• _Problem requirements_: Return all of the data exactly, omitting any images.
Segment Open
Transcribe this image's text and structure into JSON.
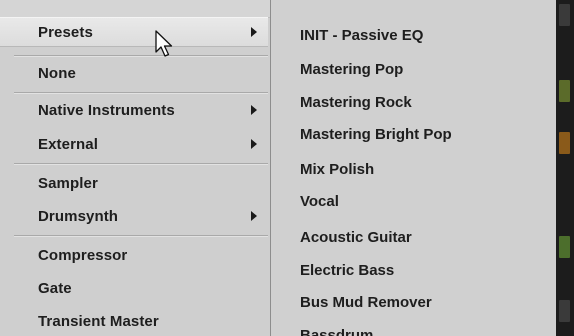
{
  "menu": {
    "items": [
      {
        "label": "Presets",
        "submenu": true
      },
      {
        "label": "None",
        "submenu": false
      },
      {
        "label": "Native Instruments",
        "submenu": true
      },
      {
        "label": "External",
        "submenu": true
      },
      {
        "label": "Sampler",
        "submenu": false
      },
      {
        "label": "Drumsynth",
        "submenu": true
      },
      {
        "label": "Compressor",
        "submenu": false
      },
      {
        "label": "Gate",
        "submenu": false
      },
      {
        "label": "Transient Master",
        "submenu": false
      }
    ]
  },
  "submenu": {
    "items": [
      {
        "label": "INIT - Passive EQ"
      },
      {
        "label": "Mastering Pop"
      },
      {
        "label": "Mastering Rock"
      },
      {
        "label": "Mastering Bright Pop"
      },
      {
        "label": "Mix Polish"
      },
      {
        "label": "Vocal"
      },
      {
        "label": "Acoustic Guitar"
      },
      {
        "label": "Electric Bass"
      },
      {
        "label": "Bus Mud Remover"
      },
      {
        "label": "Bassdrum"
      }
    ]
  },
  "icons": {
    "cursor": "mouse-pointer-icon",
    "submenu_arrow": "chevron-right-icon"
  },
  "colors": {
    "menu_background": "#cfcfcf",
    "highlight": "#e4e4e4",
    "text": "#1e1e1e"
  }
}
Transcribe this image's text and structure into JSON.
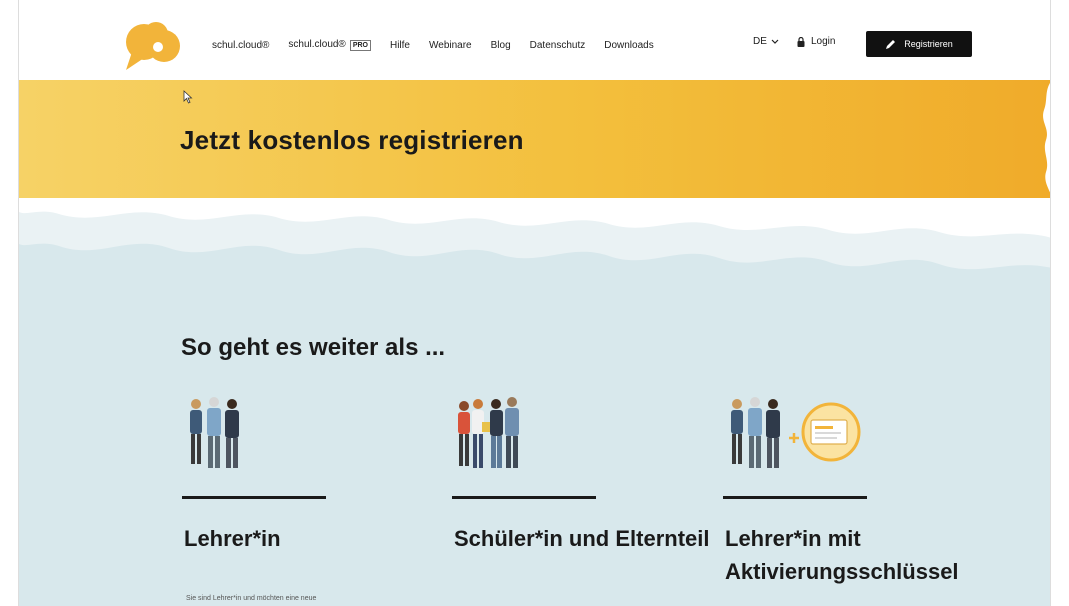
{
  "nav": {
    "items": [
      {
        "label": "schul.cloud®"
      },
      {
        "label": "schul.cloud®",
        "badge": "PRO"
      },
      {
        "label": "Hilfe"
      },
      {
        "label": "Webinare"
      },
      {
        "label": "Blog"
      },
      {
        "label": "Datenschutz"
      },
      {
        "label": "Downloads"
      }
    ],
    "language": "DE",
    "login_label": "Login",
    "register_label": "Registrieren"
  },
  "banner": {
    "title": "Jetzt kostenlos registrieren"
  },
  "section": {
    "title": "So geht es weiter als ...",
    "cards": [
      {
        "title": "Lehrer*in",
        "description": "Sie sind Lehrer*in und möchten eine neue",
        "illustration": "teachers-illustration"
      },
      {
        "title": "Schüler*in und Elternteil",
        "description": "",
        "illustration": "students-parents-illustration"
      },
      {
        "title": "Lehrer*in mit Aktivierungsschlüssel",
        "description": "",
        "illustration": "teachers-key-illustration"
      }
    ]
  },
  "colors": {
    "banner_start": "#f6d266",
    "banner_end": "#f0ab2a",
    "logo": "#f2b43a",
    "sky": "#d8e8ec",
    "button": "#111111"
  }
}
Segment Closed
• _Task answer_:
Transcribe this image's text and structure into JSON.
{
  "menu": {
    "items": [
      {
        "label": "Presets",
        "submenu": true
      },
      {
        "label": "None",
        "submenu": false
      },
      {
        "label": "Native Instruments",
        "submenu": true
      },
      {
        "label": "External",
        "submenu": true
      },
      {
        "label": "Sampler",
        "submenu": false
      },
      {
        "label": "Drumsynth",
        "submenu": true
      },
      {
        "label": "Compressor",
        "submenu": false
      },
      {
        "label": "Gate",
        "submenu": false
      },
      {
        "label": "Transient Master",
        "submenu": false
      }
    ]
  },
  "submenu": {
    "items": [
      {
        "label": "INIT - Passive EQ"
      },
      {
        "label": "Mastering Pop"
      },
      {
        "label": "Mastering Rock"
      },
      {
        "label": "Mastering Bright Pop"
      },
      {
        "label": "Mix Polish"
      },
      {
        "label": "Vocal"
      },
      {
        "label": "Acoustic Guitar"
      },
      {
        "label": "Electric Bass"
      },
      {
        "label": "Bus Mud Remover"
      },
      {
        "label": "Bassdrum"
      }
    ]
  },
  "icons": {
    "cursor": "mouse-pointer-icon",
    "submenu_arrow": "chevron-right-icon"
  },
  "colors": {
    "menu_background": "#cfcfcf",
    "highlight": "#e4e4e4",
    "text": "#1e1e1e"
  }
}
Transcribe this image's text and structure into JSON.
{
  "nav": {
    "items": [
      {
        "label": "schul.cloud®"
      },
      {
        "label": "schul.cloud®",
        "badge": "PRO"
      },
      {
        "label": "Hilfe"
      },
      {
        "label": "Webinare"
      },
      {
        "label": "Blog"
      },
      {
        "label": "Datenschutz"
      },
      {
        "label": "Downloads"
      }
    ],
    "language": "DE",
    "login_label": "Login",
    "register_label": "Registrieren"
  },
  "banner": {
    "title": "Jetzt kostenlos registrieren"
  },
  "section": {
    "title": "So geht es weiter als ...",
    "cards": [
      {
        "title": "Lehrer*in",
        "description": "Sie sind Lehrer*in und möchten eine neue",
        "illustration": "teachers-illustration"
      },
      {
        "title": "Schüler*in und Elternteil",
        "description": "",
        "illustration": "students-parents-illustration"
      },
      {
        "title": "Lehrer*in mit Aktivierungsschlüssel",
        "description": "",
        "illustration": "teachers-key-illustration"
      }
    ]
  },
  "colors": {
    "banner_start": "#f6d266",
    "banner_end": "#f0ab2a",
    "logo": "#f2b43a",
    "sky": "#d8e8ec",
    "button": "#111111"
  }
}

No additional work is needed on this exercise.